The beautiful art was done by a fellow student, Eli Menchaca. Eli found a beautiful animation of a coffee bean morphing its way from bean to mug while teaching about coffee production. That lead us to create a similar idea where the user is following the path of a different object in each program - A drop of precipitation, a photon from the sun, a satellite, and a storm cloud.
The programs are VERY animation intensive. As the user drags an object along a path, almost everything on the screen changes dynamically. Because of this, I needed a very robust animation platform. I might have used Flash if I didn't hate it so much and it didn't cost so much money. Instead, I used WPF. While it is limited to Windows computers, that's not a problem when you get to help pick the machines.
The animation timelines were almost all made to be scrubbable, which you can see in action in the video. I did a lot of fancy tricks with WPF data binding in order to make everything synchronize to the motion of the "character" along its path. I used starting and ending points to create a very long array of points along that path geometry, and the location of the character was converted to a percentage. I had a lot of issues with the scrubbable animations and memory leaks, but eventually I got them under control.

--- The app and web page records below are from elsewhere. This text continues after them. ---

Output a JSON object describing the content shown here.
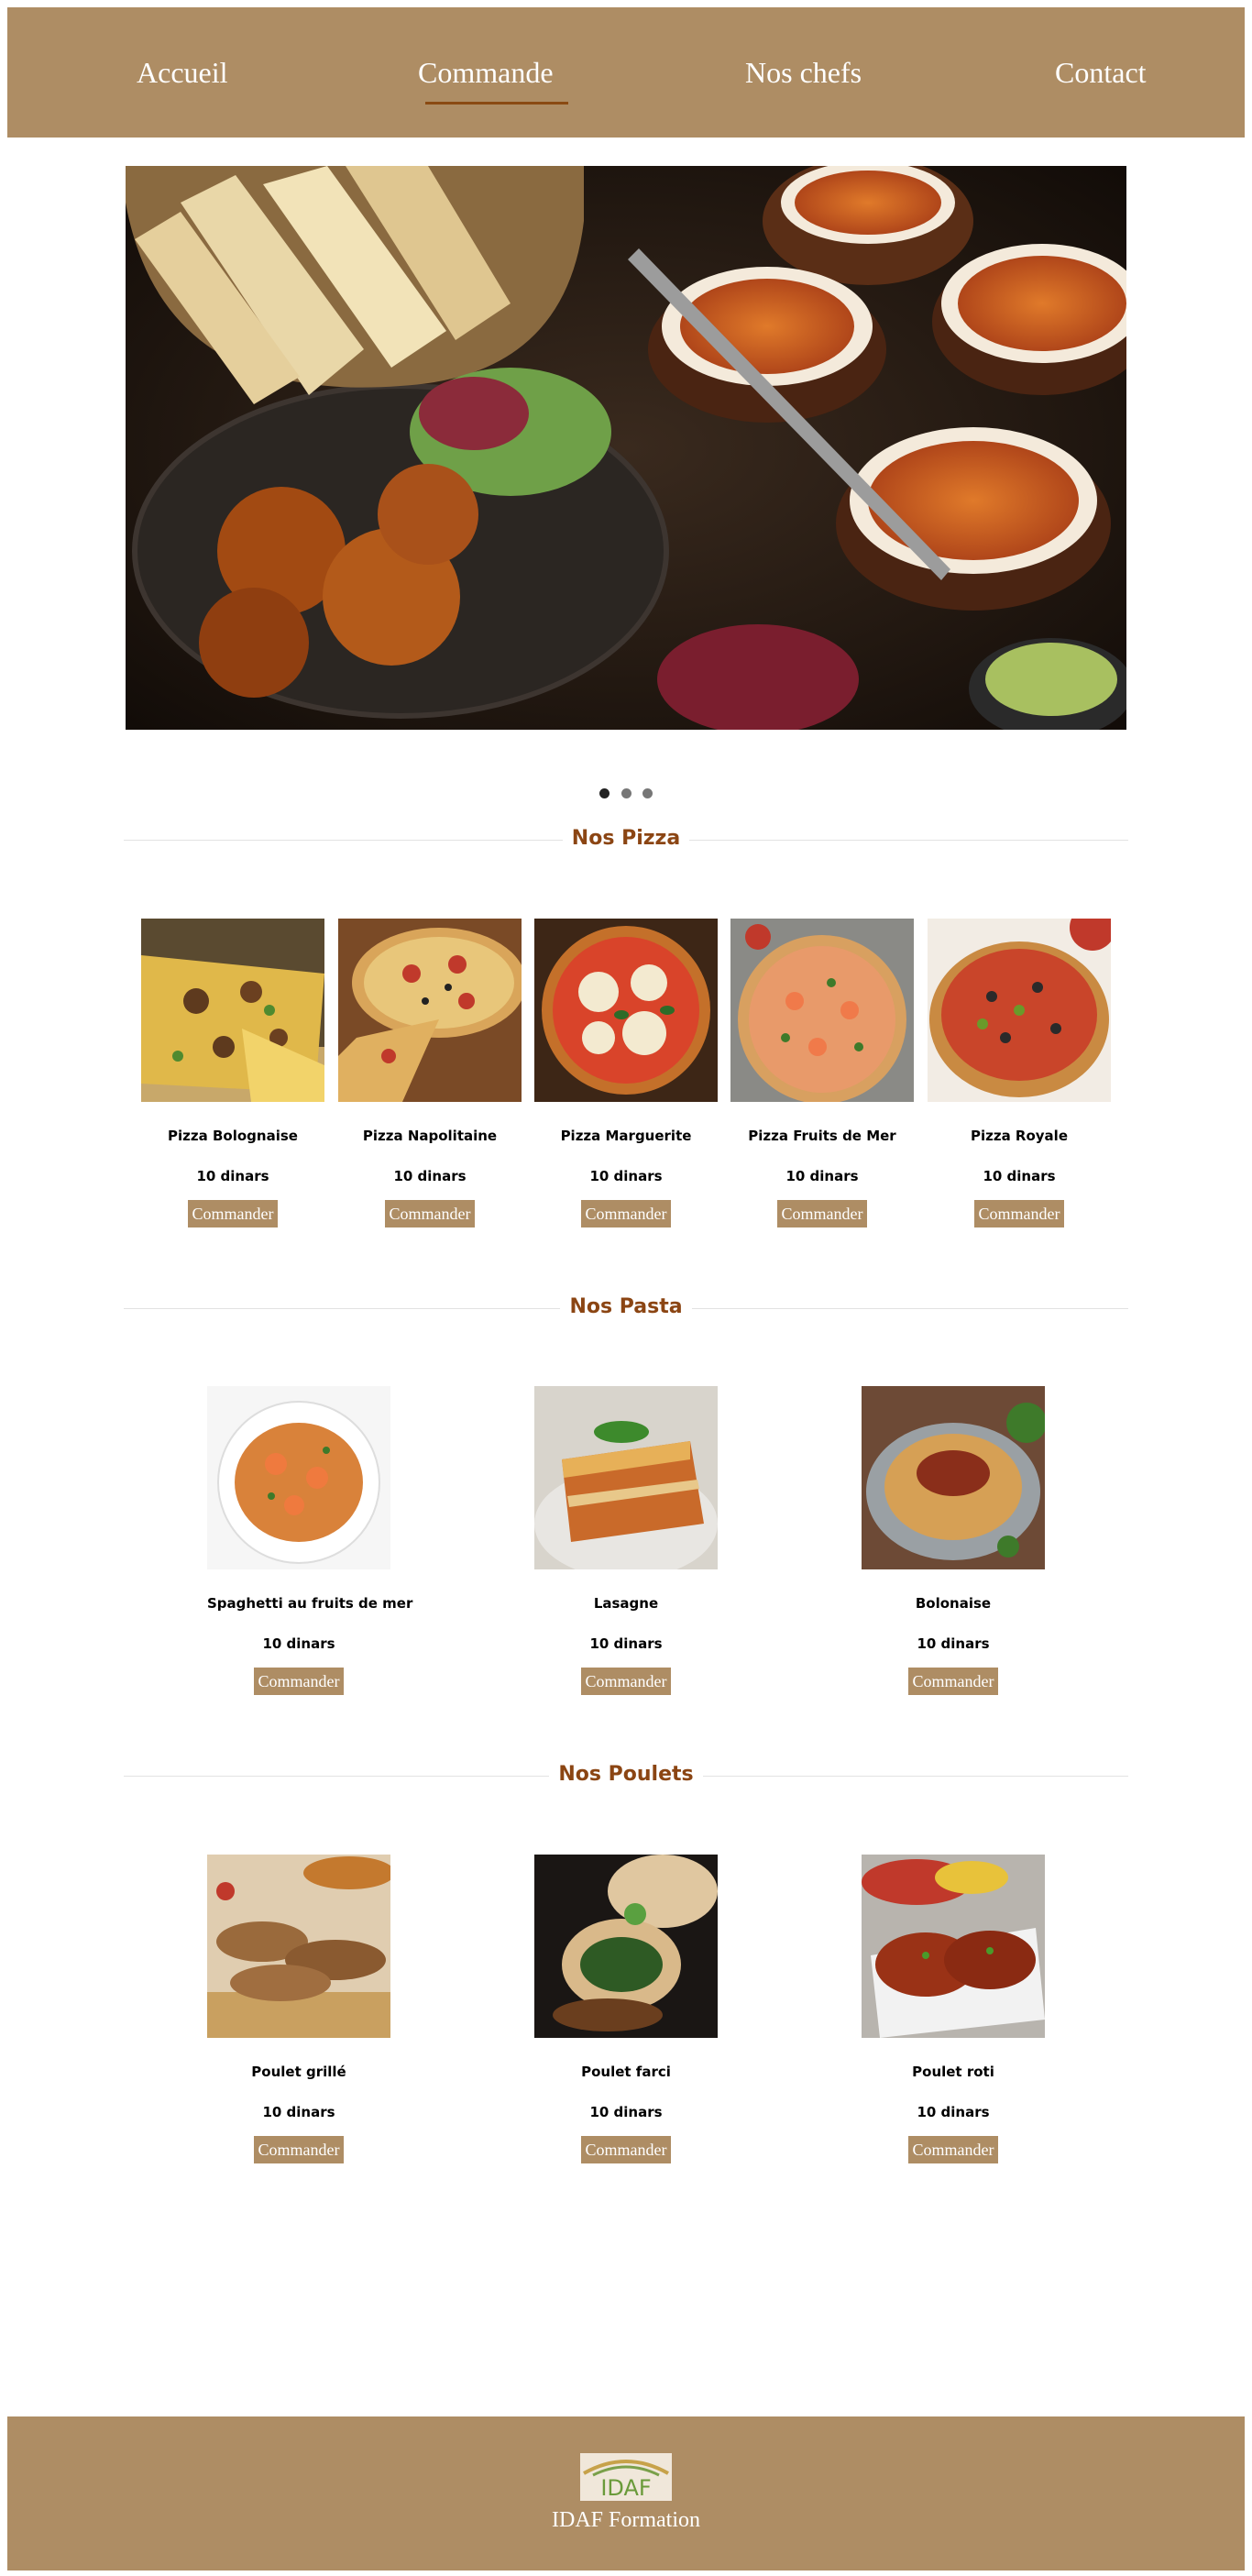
{
  "nav": {
    "items": [
      {
        "label": "Accueil"
      },
      {
        "label": "Commande"
      },
      {
        "label": "Nos chefs"
      },
      {
        "label": "Contact"
      }
    ],
    "active": "Commande"
  },
  "carousel": {
    "slides": 3,
    "active": 1
  },
  "sections": {
    "pizza": {
      "title": "Nos Pizza",
      "items": [
        {
          "name": "Pizza Bolognaise",
          "price": "10 dinars",
          "button": "Commander"
        },
        {
          "name": "Pizza Napolitaine",
          "price": "10 dinars",
          "button": "Commander"
        },
        {
          "name": "Pizza Marguerite",
          "price": "10 dinars",
          "button": "Commander"
        },
        {
          "name": "Pizza Fruits de Mer",
          "price": "10 dinars",
          "button": "Commander"
        },
        {
          "name": "Pizza Royale",
          "price": "10 dinars",
          "button": "Commander"
        }
      ]
    },
    "pasta": {
      "title": "Nos Pasta",
      "items": [
        {
          "name": "Spaghetti au fruits de mer",
          "price": "10 dinars",
          "button": "Commander"
        },
        {
          "name": "Lasagne",
          "price": "10 dinars",
          "button": "Commander"
        },
        {
          "name": "Bolonaise",
          "price": "10 dinars",
          "button": "Commander"
        }
      ]
    },
    "poulets": {
      "title": "Nos Poulets",
      "items": [
        {
          "name": "Poulet grillé",
          "price": "10 dinars",
          "button": "Commander"
        },
        {
          "name": "Poulet farci",
          "price": "10 dinars",
          "button": "Commander"
        },
        {
          "name": "Poulet roti",
          "price": "10 dinars",
          "button": "Commander"
        }
      ]
    }
  },
  "footer": {
    "logo_text": "IDAF",
    "brand": "IDAF Formation"
  },
  "colors": {
    "brand": "#ae8d64",
    "title": "#8b4513",
    "underline": "#8a4a12"
  }
}
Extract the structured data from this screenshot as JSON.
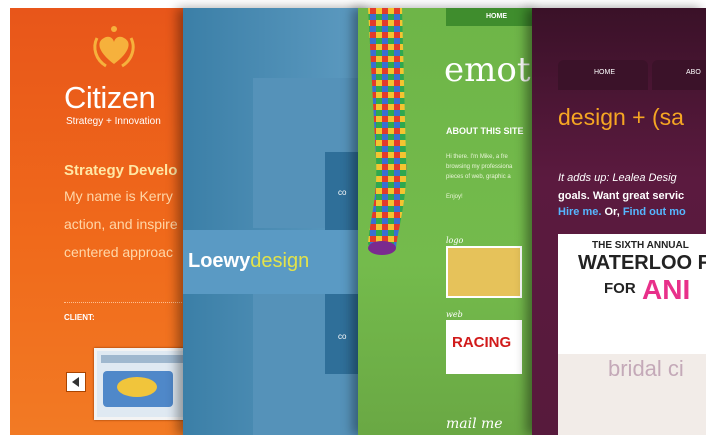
{
  "panels": {
    "citizen": {
      "brand": "Citizen",
      "tagline": "Strategy + Innovation",
      "heading": "Strategy Develo",
      "body_lines": [
        "My name is Kerry",
        "action, and inspire",
        "centered approac"
      ],
      "client_label": "CLIENT:",
      "icon": "heart-laurel-icon",
      "colors": {
        "bg": "#ef5f1b",
        "heading": "#ffe7a5"
      }
    },
    "loewy": {
      "brand_part1": "Loewy",
      "brand_part2": "design",
      "corner_text_1": "co",
      "corner_text_2": "co",
      "colors": {
        "bg": "#4b8bb4",
        "accent": "#e3e34a"
      }
    },
    "emot": {
      "nav_home": "HOME",
      "brand": "emot",
      "about_heading": "ABOUT THIS SITE",
      "about_lines": [
        "Hi there. I'm Mike, a fre",
        "browsing my professiona",
        "pieces of web, graphic a",
        "Enjoy!"
      ],
      "label_logo": "logo",
      "label_web": "web",
      "racing_text": "RACING",
      "footer_text": "mail me",
      "colors": {
        "bg": "#72b94b"
      }
    },
    "lealea": {
      "tab_home": "HOME",
      "tab_about": "ABO",
      "brand": "design + (sa",
      "line1": "It adds up: Lealea Desig",
      "line2": "goals. Want great servic",
      "line3_link1": "Hire me.",
      "line3_mid": " Or, ",
      "line3_link2": "Find out mo",
      "poster_sixth": "THE SIXTH ANNUAL",
      "poster_waterloo": "WATERLOO FES",
      "poster_for": "FOR",
      "poster_ani": "ANI",
      "bridal_text": "bridal ci",
      "colors": {
        "bg": "#571a3c",
        "brand": "#f5a623",
        "link": "#55b6ff"
      }
    }
  }
}
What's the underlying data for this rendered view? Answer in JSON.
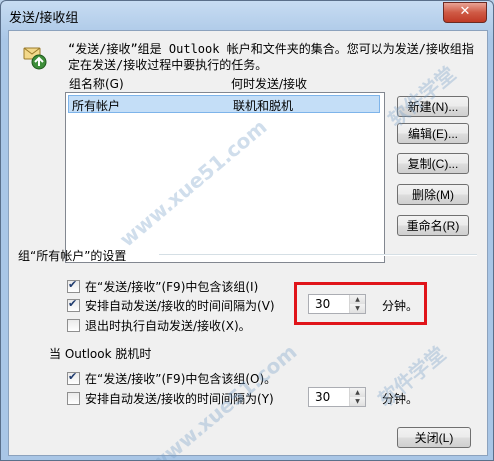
{
  "window": {
    "title": "发送/接收组",
    "close_glyph": "✕"
  },
  "description": "“发送/接收”组是 Outlook 帐户和文件夹的集合。您可以为发送/接收组指定在发送/接收过程中要执行的任务。",
  "list": {
    "col_name": "组名称(G)",
    "col_when": "何时发送/接收",
    "rows": [
      {
        "name": "所有帐户",
        "when": "联机和脱机"
      }
    ]
  },
  "buttons": {
    "new": "新建(N)...",
    "edit": "编辑(E)...",
    "copy": "复制(C)...",
    "delete": "删除(M)",
    "rename": "重命名(R)",
    "close": "关闭(L)"
  },
  "online_section": {
    "heading": "组“所有帐户”的设置",
    "include_label": "在“发送/接收”(F9)中包含该组(I)",
    "include_checked": true,
    "auto_label": "安排自动发送/接收的时间间隔为(V)",
    "auto_checked": true,
    "auto_value": "30",
    "unit": "分钟。",
    "exit_label": "退出时执行自动发送/接收(X)。",
    "exit_checked": false
  },
  "offline_section": {
    "heading": "当 Outlook 脱机时",
    "include_label": "在“发送/接收”(F9)中包含该组(O)。",
    "include_checked": true,
    "auto_label": "安排自动发送/接收的时间间隔为(Y)",
    "auto_checked": false,
    "auto_value": "30",
    "unit": "分钟。"
  },
  "watermark": {
    "text1": "软件学堂",
    "text2": "www.xue51.com"
  },
  "colors": {
    "highlight": "#e0141a",
    "selection": "#c4def7",
    "dialog_bg": "#f0f0f0"
  }
}
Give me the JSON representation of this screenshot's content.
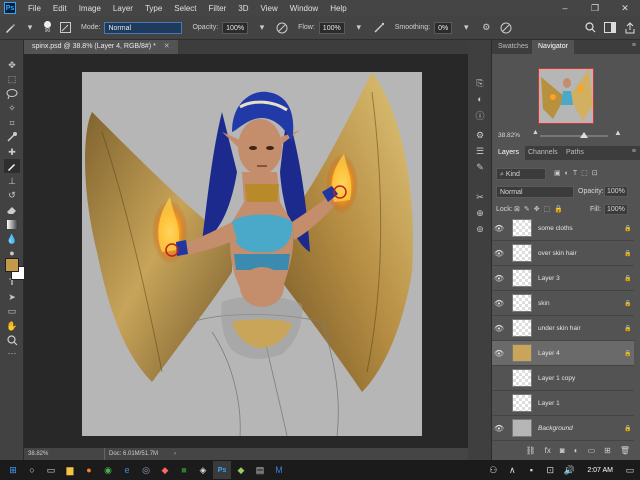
{
  "app": {
    "logo": "Ps"
  },
  "menu": [
    "File",
    "Edit",
    "Image",
    "Layer",
    "Type",
    "Select",
    "Filter",
    "3D",
    "View",
    "Window",
    "Help"
  ],
  "window_controls": {
    "minimize": "–",
    "restore": "❐",
    "close": "✕"
  },
  "options": {
    "brush_size": "90",
    "mode_label": "Mode:",
    "mode_value": "Normal",
    "opacity_label": "Opacity:",
    "opacity_value": "100%",
    "flow_label": "Flow:",
    "flow_value": "100%",
    "smoothing_label": "Smoothing:",
    "smoothing_value": "0%"
  },
  "tools": [
    "move-icon",
    "marquee-icon",
    "lasso-icon",
    "magic-wand-icon",
    "crop-icon",
    "eyedropper-icon",
    "healing-icon",
    "brush-icon",
    "clone-stamp-icon",
    "history-brush-icon",
    "eraser-icon",
    "gradient-icon",
    "blur-icon",
    "dodge-icon",
    "pen-icon",
    "type-icon",
    "path-select-icon",
    "shape-icon",
    "hand-icon",
    "zoom-icon"
  ],
  "colors": {
    "foreground": "#c49a4a",
    "background": "#ffffff",
    "accent": "#31a8ff"
  },
  "document": {
    "tab_title": "spinx.psd @ 38.8% (Layer 4, RGB/8#) *"
  },
  "status": {
    "zoom": "38.82%",
    "doc": "Doc: 6.01M/51.7M"
  },
  "navigator": {
    "tabs": [
      "Swatches",
      "Navigator"
    ],
    "zoom": "38.82%"
  },
  "layers_panel": {
    "tabs": [
      "Layers",
      "Channels",
      "Paths"
    ],
    "kind_label": "Kind",
    "blend_mode": "Normal",
    "opacity_label": "Opacity:",
    "opacity_value": "100%",
    "lock_label": "Lock:",
    "fill_label": "Fill:",
    "fill_value": "100%",
    "layers": [
      {
        "name": "some cloths",
        "visible": true,
        "selected": false
      },
      {
        "name": "over skin hair",
        "visible": true,
        "selected": false
      },
      {
        "name": "Layer 3",
        "visible": true,
        "selected": false
      },
      {
        "name": "skin",
        "visible": true,
        "selected": false
      },
      {
        "name": "under skin hair",
        "visible": true,
        "selected": false
      },
      {
        "name": "Layer 4",
        "visible": true,
        "selected": true
      },
      {
        "name": "Layer 1 copy",
        "visible": false,
        "selected": false
      },
      {
        "name": "Layer 1",
        "visible": false,
        "selected": false
      },
      {
        "name": "Background",
        "visible": true,
        "selected": false
      }
    ]
  },
  "taskbar": {
    "time": "2:07 AM"
  }
}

A side note: today I discovered that I can record screenshot videos using built-in Windows 10 features. Frankly there haven't been that many times I've been excited about Windows 10, but when I found this article, I literally yelled out "f*** yeah!" because I'm a geek. Then as usual, I used the glory that is Photoshop to edit the video.